- _ACTION ITEM_: Scan the material that follows. Copy every line containing the word "this".

───── INFORMATION SUPPLIED ─────

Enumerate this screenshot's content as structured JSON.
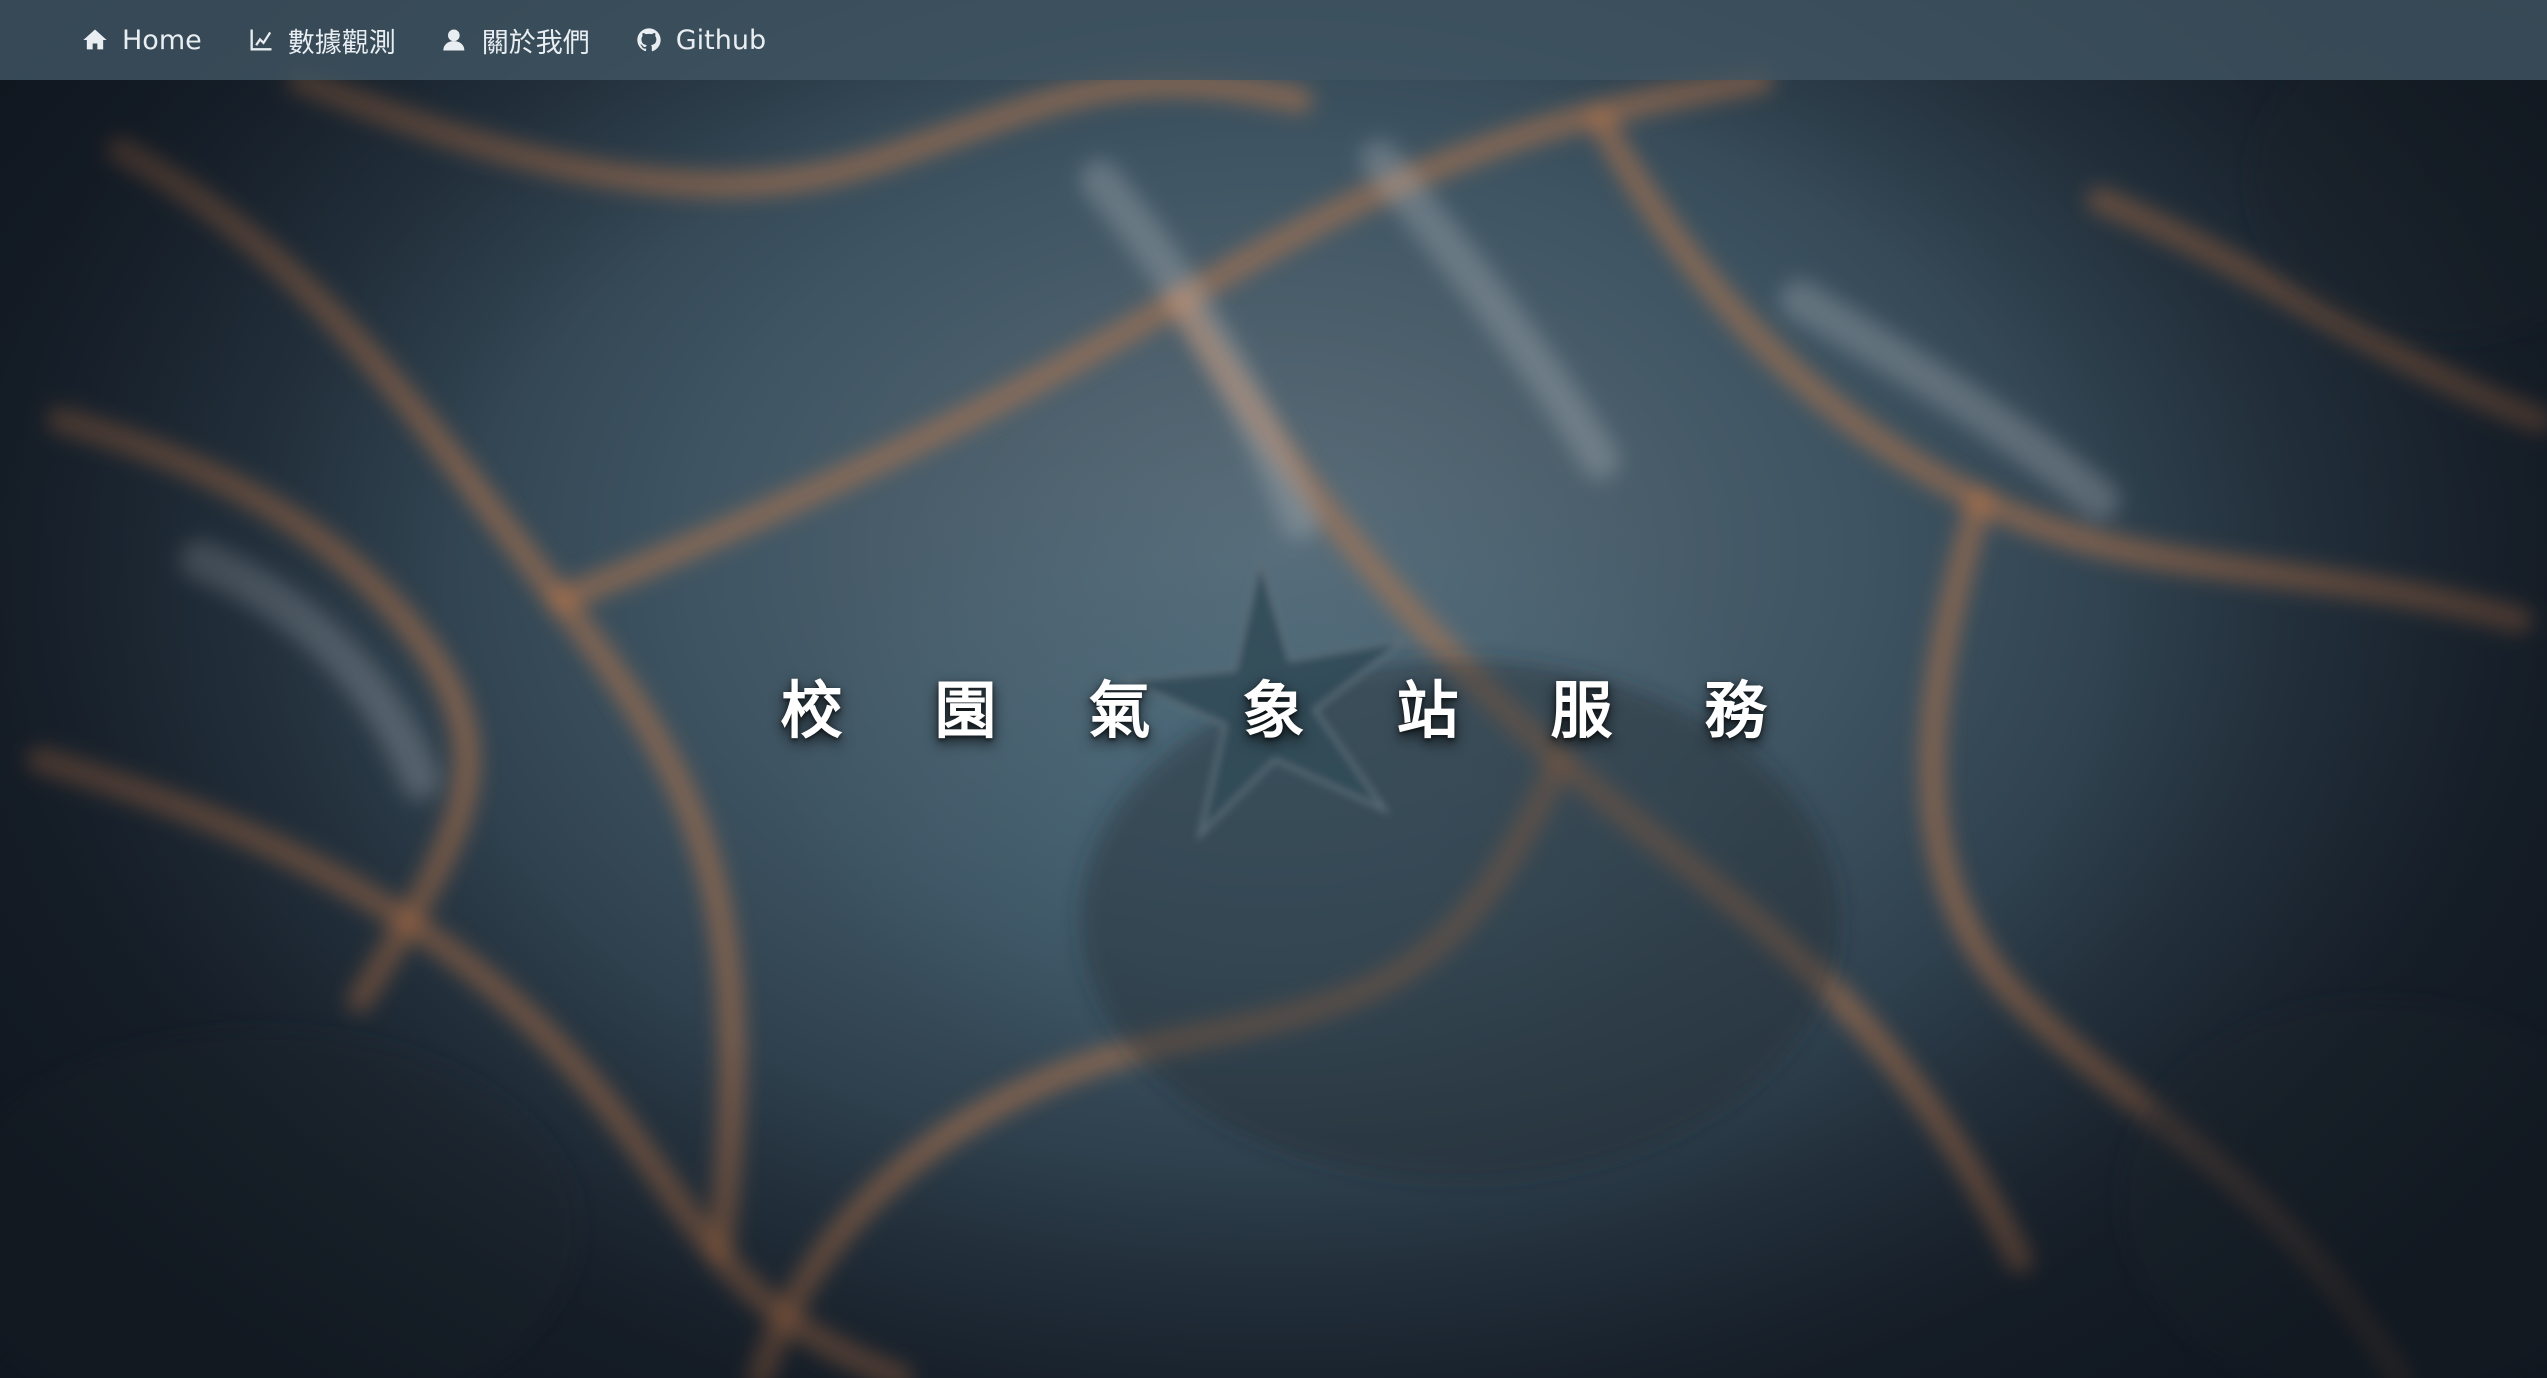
{
  "navbar": {
    "items": [
      {
        "label": "Home",
        "icon": "home-icon"
      },
      {
        "label": "數據觀測",
        "icon": "chart-line-icon"
      },
      {
        "label": "關於我們",
        "icon": "user-icon"
      },
      {
        "label": "Github",
        "icon": "github-icon"
      }
    ]
  },
  "hero": {
    "title": "校園氣象站服務",
    "background": "sandy sea floor with starfish",
    "colors": {
      "sand_blue": "#3e5462",
      "sand_orange": "#b9764a",
      "nav_bg": "#405462"
    }
  }
}
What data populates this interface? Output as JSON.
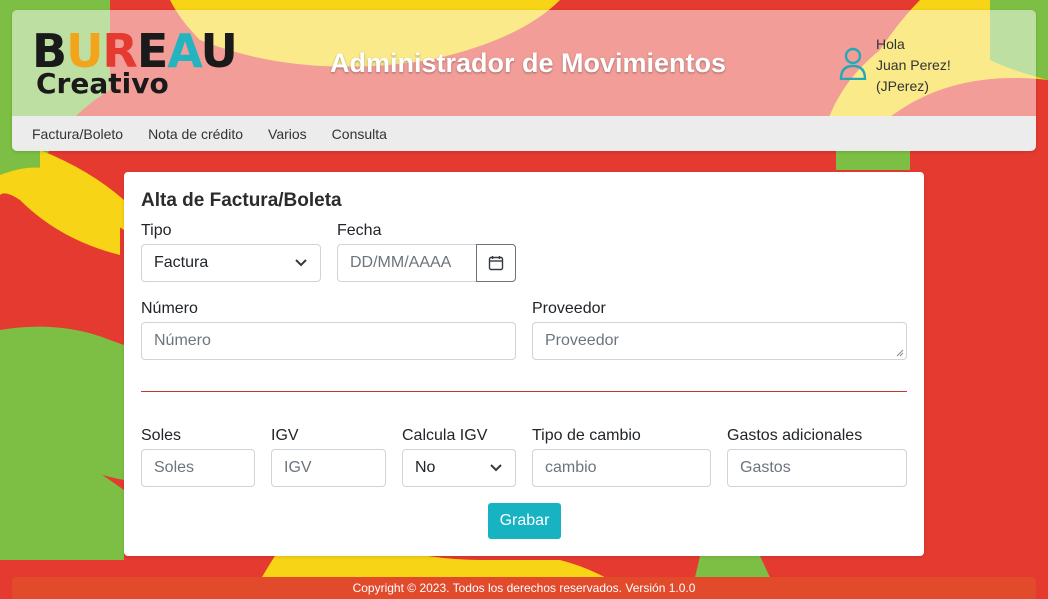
{
  "colors": {
    "background_red": "#e53a30",
    "accent_green": "#7dbf45",
    "accent_yellow": "#f7d415",
    "button_teal": "#17b3c3",
    "divider_red": "#c0392b",
    "footer_orange": "#e24a2c"
  },
  "logo": {
    "line1_letters": [
      "B",
      "U",
      "R",
      "E",
      "A",
      "U"
    ],
    "line2": "Creativo"
  },
  "header": {
    "title": "Administrador de Movimientos",
    "user": {
      "icon": "user-icon",
      "greeting": "Hola",
      "name": "Juan Perez!",
      "username": "(JPerez)"
    }
  },
  "nav": {
    "items": [
      "Factura/Boleto",
      "Nota de crédito",
      "Varios",
      "Consulta"
    ]
  },
  "form": {
    "title": "Alta de Factura/Boleta",
    "tipo": {
      "label": "Tipo",
      "value": "Factura"
    },
    "fecha": {
      "label": "Fecha",
      "placeholder": "DD/MM/AAAA",
      "icon": "calendar-icon"
    },
    "numero": {
      "label": "Número",
      "placeholder": "Número"
    },
    "proveedor": {
      "label": "Proveedor",
      "placeholder": "Proveedor"
    },
    "soles": {
      "label": "Soles",
      "placeholder": "Soles"
    },
    "igv": {
      "label": "IGV",
      "placeholder": "IGV"
    },
    "calcula_igv": {
      "label": "Calcula IGV",
      "value": "No"
    },
    "tipo_cambio": {
      "label": "Tipo de cambio",
      "placeholder": "cambio"
    },
    "gastos": {
      "label": "Gastos adicionales",
      "placeholder": "Gastos"
    },
    "save_label": "Grabar"
  },
  "footer": {
    "text": "Copyright © 2023. Todos los derechos reservados. Versión 1.0.0"
  }
}
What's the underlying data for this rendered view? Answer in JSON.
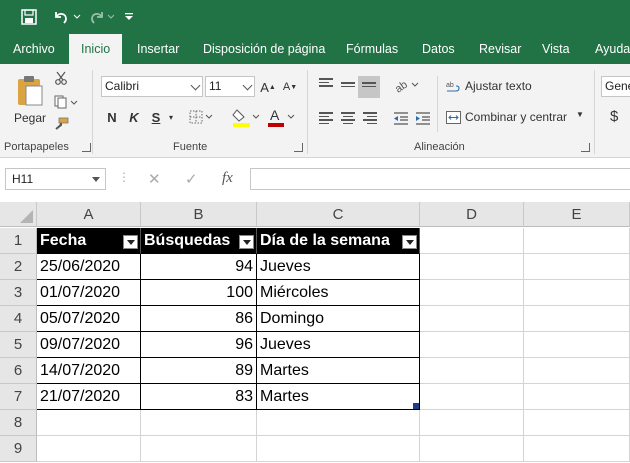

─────

- _ANSWER FOR THE TASK_:
Enumerate this screenshot's content as structured JSON.
What data populates this interface? Output as JSON.
What's the underlying data for this rendered view? Answer in JSON.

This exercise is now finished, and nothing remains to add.